Seminaries and universities are considering how to shape the next generation of Christian leaders for the workplace. One way LETU is involved in that is the launching this week of our new Passage Institute for Youth and Theology to equip youth to consider God's call on their lives and how their faith informs their decisions, before they make their college and career choices. Studies have shown that youth who have engaged in serious theological study and intentional Christian practices have a more resilient faith.

The Passage Institute is made possible by a generous $600,000 grant from the Lilly Foundation and provides for 50 high school sophomores from all over the Ark-La-Tex region to participate in a meaningful mentorship program at LETU. Those students selected to become Passage Fellows will begin with a week-long residential camp in June 2017 on our LETU campus, followed by a year-long mentorship program with a Passage Mentor from their local church, guided by the Passage Institute, and followed by a second week-long residential campus experience.

During that first week-long campus experience, students will have intensive study in classic Christian theology, discipleship, worship, ministry practice and outreach. Seminars will be led by LETU theology faculty.

When these high school fellows return the following summer, in June 2018, they will be called to lead, mentor and serve the next class of incoming Passage Institute fellows.

LETU theology professor Jonathan Lett is the director of outreach for the Passage Institute. He is encouraging parents, pastors, youth pastors, church leaders and others to nominate youth who they believe will benefit from this level of study. Applications require an essay and references and are being accepted online now at www.letu.edu/PassageInstitute. Application deadline is January 15, 2017.


Thursday, October 20, 2016

Poverty Conference 2016: Wes Moore

Today I had the pleasure of welcoming about 700 community members to the Junior League of Longview's 2016 Poverty Conference featuring best-selling author, entrepreneur and television host Wes Moore in our Belcher Center. I'm proud that LETU is a sponsor of the conference and that the initial poverty conference was the idea of former LETU professor Dr. John Fezzell.

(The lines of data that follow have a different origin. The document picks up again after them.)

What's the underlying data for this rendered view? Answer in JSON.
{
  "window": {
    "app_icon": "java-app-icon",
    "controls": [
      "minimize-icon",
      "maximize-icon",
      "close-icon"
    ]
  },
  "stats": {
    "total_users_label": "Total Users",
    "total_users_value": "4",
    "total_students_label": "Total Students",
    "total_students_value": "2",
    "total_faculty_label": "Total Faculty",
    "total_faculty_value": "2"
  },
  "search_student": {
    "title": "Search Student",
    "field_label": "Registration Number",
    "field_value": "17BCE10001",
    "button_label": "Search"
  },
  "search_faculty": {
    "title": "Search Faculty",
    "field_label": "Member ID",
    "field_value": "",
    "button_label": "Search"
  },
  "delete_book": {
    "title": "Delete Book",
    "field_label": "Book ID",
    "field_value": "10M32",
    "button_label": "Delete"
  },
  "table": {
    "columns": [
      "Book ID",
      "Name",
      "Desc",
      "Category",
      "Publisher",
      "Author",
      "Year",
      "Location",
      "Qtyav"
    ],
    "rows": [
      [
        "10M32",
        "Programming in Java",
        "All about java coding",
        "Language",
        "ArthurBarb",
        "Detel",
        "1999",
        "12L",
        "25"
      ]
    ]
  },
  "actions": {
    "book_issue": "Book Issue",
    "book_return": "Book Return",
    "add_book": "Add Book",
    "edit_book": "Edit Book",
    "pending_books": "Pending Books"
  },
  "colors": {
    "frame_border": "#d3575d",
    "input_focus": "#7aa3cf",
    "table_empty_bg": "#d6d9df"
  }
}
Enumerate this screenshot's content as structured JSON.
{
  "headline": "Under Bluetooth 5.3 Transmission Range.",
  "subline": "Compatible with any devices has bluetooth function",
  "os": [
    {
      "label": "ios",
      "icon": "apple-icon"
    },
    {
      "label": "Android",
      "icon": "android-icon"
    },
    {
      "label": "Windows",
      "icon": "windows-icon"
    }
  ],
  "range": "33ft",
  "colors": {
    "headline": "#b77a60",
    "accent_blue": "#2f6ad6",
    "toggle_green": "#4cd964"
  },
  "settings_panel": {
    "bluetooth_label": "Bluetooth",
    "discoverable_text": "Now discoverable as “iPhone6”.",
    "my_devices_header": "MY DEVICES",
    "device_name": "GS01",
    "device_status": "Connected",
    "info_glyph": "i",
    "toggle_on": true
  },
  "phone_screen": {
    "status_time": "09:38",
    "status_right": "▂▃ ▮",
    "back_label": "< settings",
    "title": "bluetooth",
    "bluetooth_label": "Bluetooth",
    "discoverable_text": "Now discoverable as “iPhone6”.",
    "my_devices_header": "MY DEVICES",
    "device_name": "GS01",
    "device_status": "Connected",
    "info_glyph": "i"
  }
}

Moore is the New York Times and Wall Street Journal bestselling author of The Other Wes Moore: One Name, Two Fates. Moore is also the founder and CEO of BridgeEDU, the host of Beyond Belief on the Oprah Winfrey Network, and executive producer and host of PBS's Coming Home with Wes Moore.

Poverty is a challenge for Longview and East Texas, one that has direct links to crime rates and quality of life. I applaud the efforts of the Junior League for taking ownership of this conference and convening leaders from a variety of agencies to coordinate their efforts to address poverty here in East Texas.

Keynote Wes Moore shared his testimony and some of the lessons he has learned along the way, about how making choices led to the difference between success and failure.

Growing up in a single-parent household, first in Baltimore, Maryland, then in the Bronx in New York, Moore pushed limits, defied authority, ran into trouble with the police, and wound up in handcuffs for the first time by the age of 11. By 13, he was sent to a military boarding school in Pennsylvania. Today, he is a Rhodes Scholar, decorated veteran, White House Fellow, author and business leader.

What a transformation!

In his presentation, Moore described the importance in his own life of being mentored and surrounded by people who believed in him before he could believe in himself. He described his mentor as someone "willing to help you carry your dreams until your shoulders are broad enough to carry them yourself."

Moore emphasized the importance of having high expectations of our youth and helping youth see a future that is bright. He said he learned in the U.S. Army that you can't hit a target you can't see. He said that holds true for our youth, as well. We must set expectations for youth and help them put their eyes on the target.

Our strategic plan calls for LETU to serve our local neighborhood. We know education is a key to fighting poverty. How might we contribute to the fight here in Longview?